5 Fruits that Make a Delicious Sweet Treat 

Today’s urban diet consists of significant portions of processed foods. These foods contain added sugar and saturated fat, which contribute to the skyrocketing levels of diabetes (2 out of every 5 Americans are predicted to develop type two diabetes) and other diet-related diseases. For people who want to adopt a healthier diet, low-fat, healthy fruits rich in natural sugars are a good option. Here are a few examples:

1. Pineapple

Arguably one of the more famous fruits, pineapple is a nutritionally abundant fruit that doubles as a natural sugar due to its sweetness. Not only is it a high-fiber fruit, but it also contains vitamin C and thiamin which boosts energy production. Grab a pineapple when you’re thirsty and need a naturally sweet treat.

2. Mango

Whenever you desire something sweet, this succulent, high-fiber fruit might just be the thing you need. It contains pectin and vitamin C which together with its high-fiber content help to reduce the amount of Low-Density Lipoprotein, lowering your cholesterol level and making it a go-to low-fat sweet treat full of natural sugar. The vitamin A that is present in it help’s combat night blindness and dry eyes as well.

3. Grapes

Grapes have long been considered a naturally sweet and succulent snack. They contain fiber, which promotes healthy bowel movement. Grapes also contain polyphenols and antioxidants, which help in combating inflammation. Grapes are also rich in potassium which assist your body to manage high blood pressure by helping it regulate excess sodium. Eat them on their own or include them in a salad. Even better try throwing some in the freezer & get a natural ice cold treat!

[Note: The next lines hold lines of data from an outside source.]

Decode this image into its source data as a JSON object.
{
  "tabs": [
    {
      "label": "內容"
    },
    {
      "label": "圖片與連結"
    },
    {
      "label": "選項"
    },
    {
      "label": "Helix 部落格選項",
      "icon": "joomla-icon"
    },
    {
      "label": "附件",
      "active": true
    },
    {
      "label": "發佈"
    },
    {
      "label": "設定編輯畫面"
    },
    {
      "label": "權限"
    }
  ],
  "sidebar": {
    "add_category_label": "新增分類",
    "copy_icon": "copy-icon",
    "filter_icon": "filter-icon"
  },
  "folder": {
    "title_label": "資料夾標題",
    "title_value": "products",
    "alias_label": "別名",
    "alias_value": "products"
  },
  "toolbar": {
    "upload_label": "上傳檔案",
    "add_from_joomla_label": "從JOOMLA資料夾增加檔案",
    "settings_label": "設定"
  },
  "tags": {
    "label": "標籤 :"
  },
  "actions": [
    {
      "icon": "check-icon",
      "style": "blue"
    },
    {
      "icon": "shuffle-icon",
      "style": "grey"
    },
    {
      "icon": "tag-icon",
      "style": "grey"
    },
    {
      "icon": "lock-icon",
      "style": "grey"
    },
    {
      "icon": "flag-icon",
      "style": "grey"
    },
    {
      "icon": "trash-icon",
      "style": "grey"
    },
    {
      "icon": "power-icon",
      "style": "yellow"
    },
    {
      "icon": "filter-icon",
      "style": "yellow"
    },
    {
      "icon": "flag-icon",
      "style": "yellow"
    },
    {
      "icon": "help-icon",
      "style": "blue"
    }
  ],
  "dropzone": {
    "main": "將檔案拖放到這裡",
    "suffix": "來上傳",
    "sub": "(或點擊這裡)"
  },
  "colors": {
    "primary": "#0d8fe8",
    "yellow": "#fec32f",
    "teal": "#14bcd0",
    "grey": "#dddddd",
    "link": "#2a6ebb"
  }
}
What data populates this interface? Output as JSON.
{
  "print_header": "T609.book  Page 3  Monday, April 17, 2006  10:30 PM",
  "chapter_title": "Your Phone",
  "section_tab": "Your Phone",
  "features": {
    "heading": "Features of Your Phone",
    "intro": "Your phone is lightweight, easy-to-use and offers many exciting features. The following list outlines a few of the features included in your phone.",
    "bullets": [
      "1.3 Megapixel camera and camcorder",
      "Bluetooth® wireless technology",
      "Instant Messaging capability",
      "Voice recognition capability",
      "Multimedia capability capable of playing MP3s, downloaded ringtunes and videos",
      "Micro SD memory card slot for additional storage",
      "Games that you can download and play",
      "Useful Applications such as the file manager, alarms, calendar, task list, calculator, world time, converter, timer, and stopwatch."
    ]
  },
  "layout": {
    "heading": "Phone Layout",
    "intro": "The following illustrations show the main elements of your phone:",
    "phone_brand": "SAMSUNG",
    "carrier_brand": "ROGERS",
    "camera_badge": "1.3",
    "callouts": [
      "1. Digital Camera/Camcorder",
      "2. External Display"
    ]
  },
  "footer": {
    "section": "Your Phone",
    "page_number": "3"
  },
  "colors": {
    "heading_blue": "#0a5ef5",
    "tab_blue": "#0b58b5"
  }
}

4. Dates

Dates are a sweet fruit derived from the date palm tree, and they have a comprehensive nutritional profile. They contain fiber which is useful for stool formation. Another benefit of the fiber content in dates is that it helps slow down your digestion rate, which in turn prevents your blood sugar level from shooting up sharply after eating them. Curiously enough, dates help pregnant women facing late-term labor to deliver without having to induce. You can eat them alone or make your oatmeal with them.

5. Bananas

One can’t talk about sweet fruits without including the prominent banana. Bananas are extremely rich in potassium, which helps the body regulate its sodium intake. As a result, a delicious banana snack can help you ward off high blood pressure. In addition to potassium, bananas contain vitamin C, which helps combat the formation of free radicals.

Bananas are rich in fiber to aid healthy bowel movement. You can eat them on their own for a shot of energy with no artificial sugar, include them in a shake or even have them in a pudding.


Healthy fruits present an alternative to processed foods rich in added fats and sugar which lead to adverse health outcomes. Eating sweet fruits when the craving strikes is an easy and affordable way to enjoy a snack while keeping healthy.